Glagolitic Alphabet


one of two early Slavic alphabets.

The Glagolitic alphabet coincides almost completely with the second Slavic alphabet (the Cyrillic) in composition and arrangement, as well as in phonetic denotation and names of the letters, but it differs sharply in the forms of the symbols themselves. It is possible to determine only approximately the appearance of the earliest Glagolitic writing, since the oldest surviving documents are products of the end of the tenth century (such as the Kiev Sheets and the Zograf Gospel).

In contrast to the Cyrillic alphabet, from which the Russian, Bulgarian, Serbian, and other systems of writing arose, the Glagolitic alphabet did not exist for long and was confined to usage primarily among southwestern Slavs, such as those of Croatia and Dalmatia.

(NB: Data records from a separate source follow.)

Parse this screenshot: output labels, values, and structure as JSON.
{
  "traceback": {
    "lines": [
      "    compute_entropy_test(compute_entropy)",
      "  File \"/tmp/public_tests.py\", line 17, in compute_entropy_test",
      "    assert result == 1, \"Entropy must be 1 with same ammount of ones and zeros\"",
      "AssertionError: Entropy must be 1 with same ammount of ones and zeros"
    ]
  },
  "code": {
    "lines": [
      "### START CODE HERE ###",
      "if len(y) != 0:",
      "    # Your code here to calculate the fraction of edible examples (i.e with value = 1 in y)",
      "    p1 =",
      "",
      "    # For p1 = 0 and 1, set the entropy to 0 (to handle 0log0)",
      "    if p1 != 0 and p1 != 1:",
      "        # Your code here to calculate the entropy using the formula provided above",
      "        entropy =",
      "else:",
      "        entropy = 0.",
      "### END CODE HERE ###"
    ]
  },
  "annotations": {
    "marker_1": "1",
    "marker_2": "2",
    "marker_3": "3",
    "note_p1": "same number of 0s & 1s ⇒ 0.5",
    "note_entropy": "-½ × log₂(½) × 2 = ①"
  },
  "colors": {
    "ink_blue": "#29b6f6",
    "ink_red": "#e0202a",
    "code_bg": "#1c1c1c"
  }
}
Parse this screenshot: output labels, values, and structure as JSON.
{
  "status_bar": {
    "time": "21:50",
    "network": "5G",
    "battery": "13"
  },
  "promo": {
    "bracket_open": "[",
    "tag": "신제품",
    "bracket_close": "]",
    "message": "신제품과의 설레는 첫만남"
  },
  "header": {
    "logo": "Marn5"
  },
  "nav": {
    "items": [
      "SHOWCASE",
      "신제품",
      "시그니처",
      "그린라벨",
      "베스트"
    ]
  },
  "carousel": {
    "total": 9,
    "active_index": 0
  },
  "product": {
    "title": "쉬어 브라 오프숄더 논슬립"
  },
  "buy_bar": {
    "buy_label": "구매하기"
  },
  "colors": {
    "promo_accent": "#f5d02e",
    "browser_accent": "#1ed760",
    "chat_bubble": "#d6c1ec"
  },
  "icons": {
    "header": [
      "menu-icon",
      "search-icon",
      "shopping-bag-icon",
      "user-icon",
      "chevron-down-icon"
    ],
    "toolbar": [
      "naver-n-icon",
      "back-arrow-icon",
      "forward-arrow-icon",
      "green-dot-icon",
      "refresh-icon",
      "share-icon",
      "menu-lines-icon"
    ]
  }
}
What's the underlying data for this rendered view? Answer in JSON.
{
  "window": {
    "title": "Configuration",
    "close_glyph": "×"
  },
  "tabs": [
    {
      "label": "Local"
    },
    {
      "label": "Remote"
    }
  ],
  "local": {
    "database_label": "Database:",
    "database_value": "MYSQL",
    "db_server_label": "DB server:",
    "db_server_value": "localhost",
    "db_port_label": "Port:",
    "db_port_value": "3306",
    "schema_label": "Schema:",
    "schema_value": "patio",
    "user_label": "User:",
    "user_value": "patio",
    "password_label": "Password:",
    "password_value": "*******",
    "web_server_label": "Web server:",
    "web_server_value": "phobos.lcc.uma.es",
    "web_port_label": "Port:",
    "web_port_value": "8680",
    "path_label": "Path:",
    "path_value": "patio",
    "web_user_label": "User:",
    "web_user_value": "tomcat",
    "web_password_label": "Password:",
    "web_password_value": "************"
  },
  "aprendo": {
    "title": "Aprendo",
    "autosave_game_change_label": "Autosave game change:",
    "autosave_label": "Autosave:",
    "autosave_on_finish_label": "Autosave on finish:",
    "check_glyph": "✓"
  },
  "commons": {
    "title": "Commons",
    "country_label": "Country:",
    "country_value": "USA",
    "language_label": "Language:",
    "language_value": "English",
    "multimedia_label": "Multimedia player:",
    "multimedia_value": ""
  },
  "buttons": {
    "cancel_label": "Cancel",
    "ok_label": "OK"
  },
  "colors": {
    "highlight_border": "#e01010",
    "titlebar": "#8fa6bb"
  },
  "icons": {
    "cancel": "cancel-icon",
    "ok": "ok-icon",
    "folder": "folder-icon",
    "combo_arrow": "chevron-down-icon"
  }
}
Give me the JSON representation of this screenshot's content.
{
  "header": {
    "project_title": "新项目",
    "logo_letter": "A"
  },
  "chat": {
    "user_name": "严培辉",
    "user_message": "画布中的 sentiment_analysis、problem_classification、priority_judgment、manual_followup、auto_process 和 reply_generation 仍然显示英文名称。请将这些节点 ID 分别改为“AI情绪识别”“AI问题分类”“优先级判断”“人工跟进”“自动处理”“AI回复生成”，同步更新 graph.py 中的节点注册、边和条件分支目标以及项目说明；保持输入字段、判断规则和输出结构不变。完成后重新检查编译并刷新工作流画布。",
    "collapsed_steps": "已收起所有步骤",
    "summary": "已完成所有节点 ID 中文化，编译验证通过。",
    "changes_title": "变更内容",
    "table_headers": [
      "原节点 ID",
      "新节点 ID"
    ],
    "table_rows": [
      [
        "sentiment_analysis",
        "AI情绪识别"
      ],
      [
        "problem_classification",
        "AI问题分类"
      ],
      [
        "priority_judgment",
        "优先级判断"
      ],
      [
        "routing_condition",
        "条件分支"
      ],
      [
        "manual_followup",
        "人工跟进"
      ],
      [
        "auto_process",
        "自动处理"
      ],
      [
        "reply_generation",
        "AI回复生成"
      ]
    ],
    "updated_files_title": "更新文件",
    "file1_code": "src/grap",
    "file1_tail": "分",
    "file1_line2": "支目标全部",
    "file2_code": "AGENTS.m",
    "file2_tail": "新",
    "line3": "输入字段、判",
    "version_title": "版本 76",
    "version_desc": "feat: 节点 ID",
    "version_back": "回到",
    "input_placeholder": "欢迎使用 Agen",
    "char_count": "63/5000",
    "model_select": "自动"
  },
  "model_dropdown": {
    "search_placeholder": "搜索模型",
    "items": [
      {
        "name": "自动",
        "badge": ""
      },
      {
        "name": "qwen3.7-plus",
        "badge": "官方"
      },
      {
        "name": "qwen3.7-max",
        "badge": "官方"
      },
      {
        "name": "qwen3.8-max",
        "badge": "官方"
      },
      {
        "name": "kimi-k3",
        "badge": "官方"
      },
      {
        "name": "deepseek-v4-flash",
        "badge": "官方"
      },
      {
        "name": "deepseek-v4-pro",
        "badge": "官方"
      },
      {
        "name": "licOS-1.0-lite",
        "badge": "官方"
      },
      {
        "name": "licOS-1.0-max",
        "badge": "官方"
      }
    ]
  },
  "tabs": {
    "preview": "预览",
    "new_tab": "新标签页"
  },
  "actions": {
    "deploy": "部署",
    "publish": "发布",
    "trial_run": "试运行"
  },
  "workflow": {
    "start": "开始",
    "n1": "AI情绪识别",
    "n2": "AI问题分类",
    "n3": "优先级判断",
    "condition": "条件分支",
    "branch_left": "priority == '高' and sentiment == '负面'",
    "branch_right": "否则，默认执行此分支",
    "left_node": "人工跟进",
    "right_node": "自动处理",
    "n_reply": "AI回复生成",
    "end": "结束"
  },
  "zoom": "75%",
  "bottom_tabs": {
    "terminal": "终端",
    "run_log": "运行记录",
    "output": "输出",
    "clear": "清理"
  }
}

The Great Soviet Encyclopedia, 3rd Edition (1970-1979). © 2010 The Gale Group, Inc. All rights reserved.
References in periodicals archive ?
Legend has it that it was in a monastery next to the basilica where St Kliment, a disciple of St Cyril and Methodius (who created the Glagolitic script, the first one used by Slavic peoples) created the Cyrillic alphabet several decades later that would be adopted by Bulgaria, Serbia and other neighboring nations.
It was written with the Glagolitic alphabet called round Glagolitic script, but later it was replaced by the Cyrillic script in the east region of Balkan, i.e.
For the purpose of the experiment, a custom oriented database of text documents written in Cyrillic, Latin and Glagolitic scripts is created.
The results are given in Table I for the Cyrillic, Latin and Glagolitic scripts.
The results are given in Table II for the Cyrillic, Latin and Glagolitic scripts.
1,150 years ago, it was Cyril and Methodius, during their mission in Great Moravia, who spread Christianity, created the first Slavic Glagolitic script and turned the Old Church Slavonic into a liturgical language.
When in 1920 the Holy Congregation of Ordinances permitted the reintroduction of Old Church Slavonic in churches, transcriptions of texts from the Glagolitic script into Roman characters appeared and Janacek was overwhelmed with joy.